From the federation accounts allocation, for many years, Akwa Ibom has been the recipient of the highest allocation from the federation account. A counterpart funding of N2 billion from the state government to support the funding of businesses has been where we left discussions with BOI. UYOCCIMA does not have N2 billion, otherwise we could have provided it, knowing that Akwa Ibom businesses could have gone there to collect N10 million, N50 million to expand their businesses.
Our people are not looking for not very big money to grow their businesses. So where do our people get the money from? These are the two critical issues that militate against the private sector in Akwa Ibom and the growth of business in the state. They usually refer to Akwa Ibom as a civil service state, but at the end of the month when they pay our people, where do they end up? In Onitsha market, in Ariaria market. If you want to wed, where do you go? You go to Ariaria, that is where you get all the souvenirs. All the money we collect ends up in Aba and Onitsha. So the money that comes in, goes out immediately, you have what is called capital flight. That is why we are saying that if Akwa Ibom people also open and own their businesses, other people will be patronising us and the money stays with our people but as it stands now, the money goes out.
How would you assess the performance of the state government in promoting businesses?

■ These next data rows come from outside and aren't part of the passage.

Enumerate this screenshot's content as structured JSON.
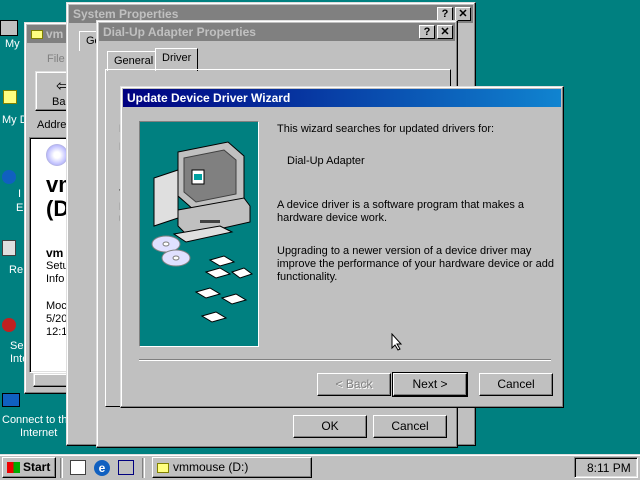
{
  "desktop": {
    "icons": [
      {
        "label": "My"
      },
      {
        "label": "My D"
      },
      {
        "label": "I"
      },
      {
        "label": "E"
      },
      {
        "label": "Re"
      },
      {
        "label": "Se"
      },
      {
        "label": "Inte"
      },
      {
        "label": "Connect to th"
      },
      {
        "label": "Internet"
      }
    ]
  },
  "vm_window": {
    "title": "vm",
    "menu_file": "File",
    "back_label": "Ba",
    "address_label": "Addre",
    "content_big1": "vm",
    "content_big2": "(D",
    "lines": [
      "vm",
      "Setu",
      "Info",
      "Moc",
      "5/20",
      "12:1"
    ]
  },
  "system_properties": {
    "title": "System Properties",
    "help": "?",
    "close": "✕",
    "tab_general_partial": "Ge"
  },
  "dialup_props": {
    "title": "Dial-Up Adapter Properties",
    "help": "?",
    "close": "✕",
    "tab_general": "General",
    "tab_driver": "Driver",
    "left_letters": [
      "F",
      "D",
      "T",
      "D",
      "U"
    ],
    "ok": "OK",
    "cancel": "Cancel"
  },
  "wizard": {
    "title": "Update Device Driver Wizard",
    "line1": "This wizard searches for updated drivers for:",
    "device": "Dial-Up Adapter",
    "para1a": "A device driver is a software program that makes a",
    "para1b": "hardware device work.",
    "para2a": "Upgrading to a newer version of a device driver may",
    "para2b": "improve the performance of your hardware device or add",
    "para2c": "functionality.",
    "back": "< Back",
    "next": "Next >",
    "cancel": "Cancel"
  },
  "taskbar": {
    "start": "Start",
    "task": "vmmouse (D:)",
    "clock": "8:11 PM"
  },
  "colors": {
    "desktop": "#008080",
    "title_active": "#000080",
    "title_inactive": "#808080",
    "face": "#c0c0c0"
  }
}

I would like to appreciate Governor Udom Emmanuel for his vision over the Ibom Airline. The services are good and they are timely. Their services are excellent, they even have a booking office in Uyo, the state capital. You go in and book your flight easily, it is smooth and easy. This is how I expect every business in Akwa Ibom to be run. Now if we were still going to Calabar to board a flight, we would be spending hours on the road because of the deplorable condition of the Calabar-Itu federal highway. How would you be catching your flight? I single out Ibom Air to commend the governor because I have seen it with my own eyes.